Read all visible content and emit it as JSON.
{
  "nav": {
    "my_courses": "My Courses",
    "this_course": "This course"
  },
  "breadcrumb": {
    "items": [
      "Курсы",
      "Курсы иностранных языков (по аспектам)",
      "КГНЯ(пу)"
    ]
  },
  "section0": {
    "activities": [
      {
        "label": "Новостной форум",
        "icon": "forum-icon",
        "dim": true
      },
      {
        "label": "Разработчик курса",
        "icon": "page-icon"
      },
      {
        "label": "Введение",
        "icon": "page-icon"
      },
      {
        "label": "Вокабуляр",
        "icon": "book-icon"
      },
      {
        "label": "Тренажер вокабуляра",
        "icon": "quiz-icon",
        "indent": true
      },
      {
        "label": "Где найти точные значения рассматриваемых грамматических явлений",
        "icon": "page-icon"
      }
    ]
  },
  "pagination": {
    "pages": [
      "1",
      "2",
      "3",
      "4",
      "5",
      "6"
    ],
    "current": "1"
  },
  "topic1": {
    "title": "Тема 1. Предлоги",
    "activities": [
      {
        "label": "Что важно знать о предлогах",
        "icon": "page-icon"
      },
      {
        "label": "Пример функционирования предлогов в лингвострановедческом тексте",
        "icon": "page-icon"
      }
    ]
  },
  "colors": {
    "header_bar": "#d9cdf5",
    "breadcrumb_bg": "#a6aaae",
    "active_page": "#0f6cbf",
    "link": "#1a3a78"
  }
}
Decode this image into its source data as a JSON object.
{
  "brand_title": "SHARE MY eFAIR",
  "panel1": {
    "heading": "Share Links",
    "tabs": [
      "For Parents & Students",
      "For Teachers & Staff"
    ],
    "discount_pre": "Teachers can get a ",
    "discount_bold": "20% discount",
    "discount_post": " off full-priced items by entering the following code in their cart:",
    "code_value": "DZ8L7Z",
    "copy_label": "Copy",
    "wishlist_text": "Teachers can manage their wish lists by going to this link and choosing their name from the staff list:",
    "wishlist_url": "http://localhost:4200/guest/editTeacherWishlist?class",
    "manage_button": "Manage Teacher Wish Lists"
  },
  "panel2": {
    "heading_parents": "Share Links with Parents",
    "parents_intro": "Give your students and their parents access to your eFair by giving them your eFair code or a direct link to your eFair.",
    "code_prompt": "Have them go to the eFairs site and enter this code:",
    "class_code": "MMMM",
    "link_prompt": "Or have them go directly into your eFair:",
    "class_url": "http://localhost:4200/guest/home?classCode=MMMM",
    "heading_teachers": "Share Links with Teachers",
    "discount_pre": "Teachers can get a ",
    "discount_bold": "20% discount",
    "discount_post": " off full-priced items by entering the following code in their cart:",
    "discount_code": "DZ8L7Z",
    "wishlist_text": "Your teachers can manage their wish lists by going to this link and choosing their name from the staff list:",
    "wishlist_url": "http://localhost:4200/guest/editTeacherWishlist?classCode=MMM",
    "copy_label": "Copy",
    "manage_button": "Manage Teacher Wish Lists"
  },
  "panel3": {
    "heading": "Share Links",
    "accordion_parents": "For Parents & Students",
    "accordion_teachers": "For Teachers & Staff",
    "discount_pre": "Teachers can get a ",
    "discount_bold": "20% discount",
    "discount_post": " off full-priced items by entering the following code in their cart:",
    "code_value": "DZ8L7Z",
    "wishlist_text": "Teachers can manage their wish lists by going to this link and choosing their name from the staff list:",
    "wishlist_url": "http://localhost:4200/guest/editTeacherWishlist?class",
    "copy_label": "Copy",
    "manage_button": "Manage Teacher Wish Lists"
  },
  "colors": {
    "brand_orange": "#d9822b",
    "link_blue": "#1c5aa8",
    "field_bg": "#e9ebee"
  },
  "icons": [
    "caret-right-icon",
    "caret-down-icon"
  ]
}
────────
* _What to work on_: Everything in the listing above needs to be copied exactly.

* _Result of this task_:
Read all visible content and emit it as JSON.
{
  "nav": {
    "my_courses": "My Courses",
    "this_course": "This course"
  },
  "breadcrumb": {
    "items": [
      "Курсы",
      "Курсы иностранных языков (по аспектам)",
      "КГНЯ(пу)"
    ]
  },
  "section0": {
    "activities": [
      {
        "label": "Новостной форум",
        "icon": "forum-icon",
        "dim": true
      },
      {
        "label": "Разработчик курса",
        "icon": "page-icon"
      },
      {
        "label": "Введение",
        "icon": "page-icon"
      },
      {
        "label": "Вокабуляр",
        "icon": "book-icon"
      },
      {
        "label": "Тренажер вокабуляра",
        "icon": "quiz-icon",
        "indent": true
      },
      {
        "label": "Где найти точные значения рассматриваемых грамматических явлений",
        "icon": "page-icon"
      }
    ]
  },
  "pagination": {
    "pages": [
      "1",
      "2",
      "3",
      "4",
      "5",
      "6"
    ],
    "current": "1"
  },
  "topic1": {
    "title": "Тема 1. Предлоги",
    "activities": [
      {
        "label": "Что важно знать о предлогах",
        "icon": "page-icon"
      },
      {
        "label": "Пример функционирования предлогов в лингвострановедческом тексте",
        "icon": "page-icon"
      }
    ]
  },
  "colors": {
    "header_bar": "#d9cdf5",
    "breadcrumb_bg": "#a6aaae",
    "active_page": "#0f6cbf",
    "link": "#1a3a78"
  }
}
Decode this image into its source data as a JSON object.
{
  "brand_title": "SHARE MY eFAIR",
  "panel1": {
    "heading": "Share Links",
    "tabs": [
      "For Parents & Students",
      "For Teachers & Staff"
    ],
    "discount_pre": "Teachers can get a ",
    "discount_bold": "20% discount",
    "discount_post": " off full-priced items by entering the following code in their cart:",
    "code_value": "DZ8L7Z",
    "copy_label": "Copy",
    "wishlist_text": "Teachers can manage their wish lists by going to this link and choosing their name from the staff list:",
    "wishlist_url": "http://localhost:4200/guest/editTeacherWishlist?class",
    "manage_button": "Manage Teacher Wish Lists"
  },
  "panel2": {
    "heading_parents": "Share Links with Parents",
    "parents_intro": "Give your students and their parents access to your eFair by giving them your eFair code or a direct link to your eFair.",
    "code_prompt": "Have them go to the eFairs site and enter this code:",
    "class_code": "MMMM",
    "link_prompt": "Or have them go directly into your eFair:",
    "class_url": "http://localhost:4200/guest/home?classCode=MMMM",
    "heading_teachers": "Share Links with Teachers",
    "discount_pre": "Teachers can get a ",
    "discount_bold": "20% discount",
    "discount_post": " off full-priced items by entering the following code in their cart:",
    "discount_code": "DZ8L7Z",
    "wishlist_text": "Your teachers can manage their wish lists by going to this link and choosing their name from the staff list:",
    "wishlist_url": "http://localhost:4200/guest/editTeacherWishlist?classCode=MMM",
    "copy_label": "Copy",
    "manage_button": "Manage Teacher Wish Lists"
  },
  "panel3": {
    "heading": "Share Links",
    "accordion_parents": "For Parents & Students",
    "accordion_teachers": "For Teachers & Staff",
    "discount_pre": "Teachers can get a ",
    "discount_bold": "20% discount",
    "discount_post": " off full-priced items by entering the following code in their cart:",
    "code_value": "DZ8L7Z",
    "wishlist_text": "Teachers can manage their wish lists by going to this link and choosing their name from the staff list:",
    "wishlist_url": "http://localhost:4200/guest/editTeacherWishlist?class",
    "copy_label": "Copy",
    "manage_button": "Manage Teacher Wish Lists"
  },
  "colors": {
    "brand_orange": "#d9822b",
    "link_blue": "#1c5aa8",
    "field_bg": "#e9ebee"
  },
  "icons": [
    "caret-right-icon",
    "caret-down-icon"
  ]
}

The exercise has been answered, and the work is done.